Saunders’ cousin Teri Saunders Booten, daughter of Willis and Mary Ann Saunders, brought her family and friends to give a substantial labor boost to the project. “Both Mom and Dad were completely blind,” said Booten. “Mom lost her sight as an infant when she developed an eye infection in 1940. They began to use antibiotics to treat eye infections in 1941. Dad had a rare bone condition that pinched off his optic nerve. Neither of them had any visual memory.” She said her parents met at the Romney School for the Deaf and Blind and eventually settled in Huntington, where they were active at CWAB. Booten’s father passed away, but her mother still lives in Huntington.
A mix of family, friends and WVNLA members and employees all worked collaboratively at several work sessions. Perry brought six Grass Busters employees to help, and Saunders had four Saunders Lawn Care employees pitching in. TerraCare landscape designer Eleanor Gould and her friend and landscape student Maram Moushmoush put in a full day’s work, as did Mark Springer.
“I’m really excited to have the opportunity to help install this beautiful playground,” Gould said, adding that this was her first opportunity to work on a Natural Learning Environment.
With the landscape and structural bones in place, the playground’s features took shape during the next work gathering on June 11. On that day, volunteers completed:
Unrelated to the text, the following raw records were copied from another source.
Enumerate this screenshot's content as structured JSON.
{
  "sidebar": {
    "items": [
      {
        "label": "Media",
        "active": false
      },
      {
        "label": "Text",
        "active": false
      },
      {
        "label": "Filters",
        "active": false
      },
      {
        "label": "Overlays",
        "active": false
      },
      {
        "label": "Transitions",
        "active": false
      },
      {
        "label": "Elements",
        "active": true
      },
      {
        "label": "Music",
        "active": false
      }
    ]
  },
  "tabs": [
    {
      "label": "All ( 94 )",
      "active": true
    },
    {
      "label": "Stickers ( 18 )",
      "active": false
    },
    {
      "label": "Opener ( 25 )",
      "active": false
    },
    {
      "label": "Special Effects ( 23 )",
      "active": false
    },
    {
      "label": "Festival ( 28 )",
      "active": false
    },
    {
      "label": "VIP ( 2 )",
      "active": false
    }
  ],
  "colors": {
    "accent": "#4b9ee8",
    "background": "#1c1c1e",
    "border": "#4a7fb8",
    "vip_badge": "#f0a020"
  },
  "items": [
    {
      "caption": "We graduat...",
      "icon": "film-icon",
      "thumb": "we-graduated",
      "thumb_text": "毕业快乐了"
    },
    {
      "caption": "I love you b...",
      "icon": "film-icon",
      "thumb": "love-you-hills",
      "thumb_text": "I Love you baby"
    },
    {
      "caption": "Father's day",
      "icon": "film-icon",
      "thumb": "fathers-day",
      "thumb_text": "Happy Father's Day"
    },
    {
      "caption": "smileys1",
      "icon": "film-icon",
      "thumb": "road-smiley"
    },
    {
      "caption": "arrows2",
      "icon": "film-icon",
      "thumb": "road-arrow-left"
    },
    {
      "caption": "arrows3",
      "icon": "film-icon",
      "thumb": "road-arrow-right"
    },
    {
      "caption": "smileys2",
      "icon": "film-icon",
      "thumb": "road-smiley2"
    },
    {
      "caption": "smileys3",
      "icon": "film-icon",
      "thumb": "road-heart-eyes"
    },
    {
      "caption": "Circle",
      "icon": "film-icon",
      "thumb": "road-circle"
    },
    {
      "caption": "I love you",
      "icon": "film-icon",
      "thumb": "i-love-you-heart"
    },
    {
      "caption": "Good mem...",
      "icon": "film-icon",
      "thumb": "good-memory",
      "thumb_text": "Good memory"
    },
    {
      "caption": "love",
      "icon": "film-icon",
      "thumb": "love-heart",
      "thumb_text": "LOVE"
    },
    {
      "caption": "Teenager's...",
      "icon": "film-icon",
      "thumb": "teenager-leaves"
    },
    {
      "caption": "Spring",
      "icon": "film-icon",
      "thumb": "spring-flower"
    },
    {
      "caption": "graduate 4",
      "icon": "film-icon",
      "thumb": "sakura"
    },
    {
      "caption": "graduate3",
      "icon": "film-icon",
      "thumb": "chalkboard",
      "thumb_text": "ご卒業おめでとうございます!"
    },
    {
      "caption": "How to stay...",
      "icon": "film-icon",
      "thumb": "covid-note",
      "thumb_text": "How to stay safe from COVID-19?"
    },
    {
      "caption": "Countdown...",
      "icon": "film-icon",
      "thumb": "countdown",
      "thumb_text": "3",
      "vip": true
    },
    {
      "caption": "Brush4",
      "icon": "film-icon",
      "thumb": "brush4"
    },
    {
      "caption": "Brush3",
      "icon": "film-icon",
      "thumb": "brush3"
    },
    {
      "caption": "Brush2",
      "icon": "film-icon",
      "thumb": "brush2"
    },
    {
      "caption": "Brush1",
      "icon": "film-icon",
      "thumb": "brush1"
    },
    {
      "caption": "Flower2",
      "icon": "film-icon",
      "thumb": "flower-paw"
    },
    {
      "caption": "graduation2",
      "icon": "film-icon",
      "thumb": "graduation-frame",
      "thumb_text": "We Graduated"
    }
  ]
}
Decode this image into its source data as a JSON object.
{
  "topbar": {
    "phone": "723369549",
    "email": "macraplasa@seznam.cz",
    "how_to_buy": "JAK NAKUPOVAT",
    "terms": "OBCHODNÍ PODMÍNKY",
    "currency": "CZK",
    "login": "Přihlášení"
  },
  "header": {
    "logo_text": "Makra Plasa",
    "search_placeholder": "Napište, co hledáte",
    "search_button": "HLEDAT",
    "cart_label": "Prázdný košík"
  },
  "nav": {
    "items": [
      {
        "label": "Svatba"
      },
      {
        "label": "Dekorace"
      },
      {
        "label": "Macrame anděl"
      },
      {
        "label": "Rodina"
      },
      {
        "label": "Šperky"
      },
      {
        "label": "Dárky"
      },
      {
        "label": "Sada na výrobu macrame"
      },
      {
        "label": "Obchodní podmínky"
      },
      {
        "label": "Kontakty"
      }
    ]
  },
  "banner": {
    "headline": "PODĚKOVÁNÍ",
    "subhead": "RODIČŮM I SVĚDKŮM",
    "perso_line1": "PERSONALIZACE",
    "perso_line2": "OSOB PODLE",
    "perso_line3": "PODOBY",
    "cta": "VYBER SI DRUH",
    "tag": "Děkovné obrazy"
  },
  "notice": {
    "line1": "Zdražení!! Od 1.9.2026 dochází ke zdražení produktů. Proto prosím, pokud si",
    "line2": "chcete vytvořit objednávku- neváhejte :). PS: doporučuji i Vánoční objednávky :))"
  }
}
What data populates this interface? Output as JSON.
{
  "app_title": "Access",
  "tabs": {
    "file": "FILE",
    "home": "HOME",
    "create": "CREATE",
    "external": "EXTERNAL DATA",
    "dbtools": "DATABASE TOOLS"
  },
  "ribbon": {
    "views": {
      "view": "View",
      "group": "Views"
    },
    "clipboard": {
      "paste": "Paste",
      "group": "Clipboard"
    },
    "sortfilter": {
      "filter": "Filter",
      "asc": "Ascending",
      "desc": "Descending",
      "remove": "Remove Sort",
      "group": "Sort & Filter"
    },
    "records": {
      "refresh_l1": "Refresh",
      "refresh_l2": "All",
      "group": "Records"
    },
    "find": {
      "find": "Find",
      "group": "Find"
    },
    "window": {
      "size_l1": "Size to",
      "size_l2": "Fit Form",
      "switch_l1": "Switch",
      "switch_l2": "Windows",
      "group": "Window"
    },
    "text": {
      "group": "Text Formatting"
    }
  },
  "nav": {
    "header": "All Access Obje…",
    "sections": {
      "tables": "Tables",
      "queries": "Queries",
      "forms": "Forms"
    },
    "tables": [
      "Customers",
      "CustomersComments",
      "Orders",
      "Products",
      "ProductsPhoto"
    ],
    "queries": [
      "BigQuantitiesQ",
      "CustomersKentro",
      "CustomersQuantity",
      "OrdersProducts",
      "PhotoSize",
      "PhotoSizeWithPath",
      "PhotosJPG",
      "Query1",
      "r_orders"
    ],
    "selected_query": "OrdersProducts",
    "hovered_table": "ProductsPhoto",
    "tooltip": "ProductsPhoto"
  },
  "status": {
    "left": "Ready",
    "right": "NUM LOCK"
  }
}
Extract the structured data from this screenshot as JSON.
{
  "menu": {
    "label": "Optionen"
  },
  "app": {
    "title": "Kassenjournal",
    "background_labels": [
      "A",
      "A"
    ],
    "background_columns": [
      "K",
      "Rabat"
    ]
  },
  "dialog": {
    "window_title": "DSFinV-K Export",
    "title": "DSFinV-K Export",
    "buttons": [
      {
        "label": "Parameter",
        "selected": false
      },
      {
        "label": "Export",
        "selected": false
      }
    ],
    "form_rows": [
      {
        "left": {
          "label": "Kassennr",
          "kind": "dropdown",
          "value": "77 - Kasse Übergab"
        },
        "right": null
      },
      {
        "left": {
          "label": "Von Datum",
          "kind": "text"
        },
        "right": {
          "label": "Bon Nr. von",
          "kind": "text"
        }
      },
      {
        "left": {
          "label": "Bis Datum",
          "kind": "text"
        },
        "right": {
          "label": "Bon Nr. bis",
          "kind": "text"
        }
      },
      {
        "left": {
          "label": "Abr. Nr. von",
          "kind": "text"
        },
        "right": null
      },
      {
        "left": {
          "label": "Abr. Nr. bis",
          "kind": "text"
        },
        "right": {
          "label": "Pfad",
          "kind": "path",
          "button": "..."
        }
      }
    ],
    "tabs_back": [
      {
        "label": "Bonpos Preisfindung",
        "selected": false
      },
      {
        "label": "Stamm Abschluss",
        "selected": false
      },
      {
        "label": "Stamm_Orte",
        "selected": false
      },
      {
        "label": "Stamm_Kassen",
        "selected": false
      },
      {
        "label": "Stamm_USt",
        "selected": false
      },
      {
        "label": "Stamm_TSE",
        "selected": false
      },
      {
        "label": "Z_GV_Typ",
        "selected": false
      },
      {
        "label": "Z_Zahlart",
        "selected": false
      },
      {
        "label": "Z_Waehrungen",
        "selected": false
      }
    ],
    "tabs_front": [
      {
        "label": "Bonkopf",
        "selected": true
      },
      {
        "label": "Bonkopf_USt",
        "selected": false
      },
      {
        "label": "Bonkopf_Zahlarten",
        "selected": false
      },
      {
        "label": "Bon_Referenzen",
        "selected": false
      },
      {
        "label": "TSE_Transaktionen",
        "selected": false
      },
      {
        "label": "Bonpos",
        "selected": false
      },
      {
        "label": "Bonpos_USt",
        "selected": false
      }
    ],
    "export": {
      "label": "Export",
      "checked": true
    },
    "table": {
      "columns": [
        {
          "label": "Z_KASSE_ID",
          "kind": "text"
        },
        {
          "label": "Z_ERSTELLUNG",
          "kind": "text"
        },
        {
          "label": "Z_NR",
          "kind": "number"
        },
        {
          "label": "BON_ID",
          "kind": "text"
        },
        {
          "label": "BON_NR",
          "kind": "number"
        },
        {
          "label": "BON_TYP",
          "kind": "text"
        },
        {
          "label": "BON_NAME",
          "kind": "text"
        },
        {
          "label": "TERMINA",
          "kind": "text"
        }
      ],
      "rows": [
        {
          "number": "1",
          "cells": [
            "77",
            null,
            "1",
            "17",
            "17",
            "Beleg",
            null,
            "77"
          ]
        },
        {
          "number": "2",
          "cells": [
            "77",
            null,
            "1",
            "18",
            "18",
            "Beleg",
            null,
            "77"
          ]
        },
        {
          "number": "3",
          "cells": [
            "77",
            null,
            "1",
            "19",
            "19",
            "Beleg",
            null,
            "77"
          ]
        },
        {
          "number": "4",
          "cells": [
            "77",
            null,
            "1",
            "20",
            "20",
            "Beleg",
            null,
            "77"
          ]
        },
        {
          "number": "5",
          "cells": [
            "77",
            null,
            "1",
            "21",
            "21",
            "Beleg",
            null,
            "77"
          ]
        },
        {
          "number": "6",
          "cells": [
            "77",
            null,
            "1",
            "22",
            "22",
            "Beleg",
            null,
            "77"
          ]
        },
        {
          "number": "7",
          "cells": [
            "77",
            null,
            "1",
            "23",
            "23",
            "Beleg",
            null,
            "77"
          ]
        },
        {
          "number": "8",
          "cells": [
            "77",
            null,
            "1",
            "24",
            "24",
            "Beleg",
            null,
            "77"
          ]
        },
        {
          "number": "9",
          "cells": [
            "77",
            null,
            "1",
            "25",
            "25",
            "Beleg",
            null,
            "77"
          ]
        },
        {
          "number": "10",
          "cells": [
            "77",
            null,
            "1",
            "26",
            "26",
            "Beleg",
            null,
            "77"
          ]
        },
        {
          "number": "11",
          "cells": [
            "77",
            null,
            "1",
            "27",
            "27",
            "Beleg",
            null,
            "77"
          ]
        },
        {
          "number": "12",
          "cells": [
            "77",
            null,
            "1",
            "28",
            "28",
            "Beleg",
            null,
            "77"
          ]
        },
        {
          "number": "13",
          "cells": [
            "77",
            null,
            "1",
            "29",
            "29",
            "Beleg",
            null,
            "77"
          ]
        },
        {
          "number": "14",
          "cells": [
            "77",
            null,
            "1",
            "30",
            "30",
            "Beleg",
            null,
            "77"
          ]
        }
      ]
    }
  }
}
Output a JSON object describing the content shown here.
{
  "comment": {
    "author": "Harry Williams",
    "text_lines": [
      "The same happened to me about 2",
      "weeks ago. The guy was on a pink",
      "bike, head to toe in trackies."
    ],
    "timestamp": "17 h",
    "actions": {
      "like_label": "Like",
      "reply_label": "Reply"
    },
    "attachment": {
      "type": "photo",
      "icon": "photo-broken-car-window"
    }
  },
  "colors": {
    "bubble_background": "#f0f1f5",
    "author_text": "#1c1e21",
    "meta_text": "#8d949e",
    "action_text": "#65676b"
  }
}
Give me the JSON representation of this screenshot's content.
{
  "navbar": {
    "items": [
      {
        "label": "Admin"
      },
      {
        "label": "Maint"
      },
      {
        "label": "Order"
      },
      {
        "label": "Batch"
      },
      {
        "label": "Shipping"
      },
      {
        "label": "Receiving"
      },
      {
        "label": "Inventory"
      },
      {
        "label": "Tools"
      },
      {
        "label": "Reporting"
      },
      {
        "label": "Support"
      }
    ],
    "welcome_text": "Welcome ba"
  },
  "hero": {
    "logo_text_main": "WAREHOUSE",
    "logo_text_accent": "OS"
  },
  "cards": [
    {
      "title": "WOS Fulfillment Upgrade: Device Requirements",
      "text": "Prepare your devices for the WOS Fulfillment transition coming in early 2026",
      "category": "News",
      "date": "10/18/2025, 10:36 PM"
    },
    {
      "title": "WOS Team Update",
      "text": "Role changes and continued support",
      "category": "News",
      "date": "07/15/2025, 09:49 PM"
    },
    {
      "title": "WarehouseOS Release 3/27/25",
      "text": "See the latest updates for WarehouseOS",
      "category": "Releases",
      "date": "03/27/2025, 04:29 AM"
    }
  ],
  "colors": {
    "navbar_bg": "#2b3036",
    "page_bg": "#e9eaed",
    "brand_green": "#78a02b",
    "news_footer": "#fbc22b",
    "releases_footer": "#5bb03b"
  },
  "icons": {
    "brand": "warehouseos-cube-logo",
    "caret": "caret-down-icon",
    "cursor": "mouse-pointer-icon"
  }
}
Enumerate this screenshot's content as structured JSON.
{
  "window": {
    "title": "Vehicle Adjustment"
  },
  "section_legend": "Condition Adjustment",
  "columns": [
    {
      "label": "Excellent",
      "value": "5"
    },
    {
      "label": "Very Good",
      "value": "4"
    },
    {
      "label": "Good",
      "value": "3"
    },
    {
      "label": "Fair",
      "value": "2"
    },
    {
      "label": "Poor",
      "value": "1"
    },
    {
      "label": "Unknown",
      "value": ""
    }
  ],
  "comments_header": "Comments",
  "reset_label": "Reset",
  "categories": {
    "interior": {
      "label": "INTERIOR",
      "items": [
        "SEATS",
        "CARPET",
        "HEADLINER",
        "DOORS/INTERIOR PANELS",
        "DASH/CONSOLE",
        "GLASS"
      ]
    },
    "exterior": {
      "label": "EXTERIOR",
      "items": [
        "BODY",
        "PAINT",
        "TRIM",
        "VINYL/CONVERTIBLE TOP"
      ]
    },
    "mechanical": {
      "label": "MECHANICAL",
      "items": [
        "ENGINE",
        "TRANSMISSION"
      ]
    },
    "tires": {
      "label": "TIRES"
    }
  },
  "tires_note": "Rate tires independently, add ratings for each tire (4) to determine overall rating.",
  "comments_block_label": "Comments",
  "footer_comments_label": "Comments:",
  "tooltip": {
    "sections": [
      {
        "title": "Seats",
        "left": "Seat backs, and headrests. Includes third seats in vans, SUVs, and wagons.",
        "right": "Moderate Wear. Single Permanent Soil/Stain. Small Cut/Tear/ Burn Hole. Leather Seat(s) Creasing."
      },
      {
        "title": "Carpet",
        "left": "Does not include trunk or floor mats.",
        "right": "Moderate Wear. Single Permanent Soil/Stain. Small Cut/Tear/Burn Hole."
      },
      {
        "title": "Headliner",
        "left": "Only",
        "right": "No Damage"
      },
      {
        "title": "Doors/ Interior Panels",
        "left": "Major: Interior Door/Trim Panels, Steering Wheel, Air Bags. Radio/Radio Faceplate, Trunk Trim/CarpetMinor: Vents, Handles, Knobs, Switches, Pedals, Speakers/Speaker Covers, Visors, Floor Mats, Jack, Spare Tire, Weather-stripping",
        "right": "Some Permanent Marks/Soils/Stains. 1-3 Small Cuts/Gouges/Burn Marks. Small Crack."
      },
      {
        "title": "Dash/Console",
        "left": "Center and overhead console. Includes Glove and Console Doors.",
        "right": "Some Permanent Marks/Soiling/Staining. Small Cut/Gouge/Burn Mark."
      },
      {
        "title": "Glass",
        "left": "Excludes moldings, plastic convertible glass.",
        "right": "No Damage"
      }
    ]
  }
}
After the second work session, Saunders, Hill, Springer and Bud Cottrill finished the remaining work to create a special place of serenity and activity for CWAB’s clients.
# # #
West Virginia Nursery & Landscape Association, Inc., established in 1939, is a professional trade association dedicated to supporting nursery and landscape businesses and vendors throughout the Mountain State.
WVNLA members support West Virginia college students studying horticulture and landscape architecture with scholarship opportunities. They also share expertise and support in their communities; meet for volunteer projects; and support worthy, industry-related endeavors through Association donations. Regionally, WVNLA co-owns the annual Mid-Atlantic Nursery Trade Show along with the Maryland and Virginia associations.
For membership, events or mission priorities please visit https://wvnla.org/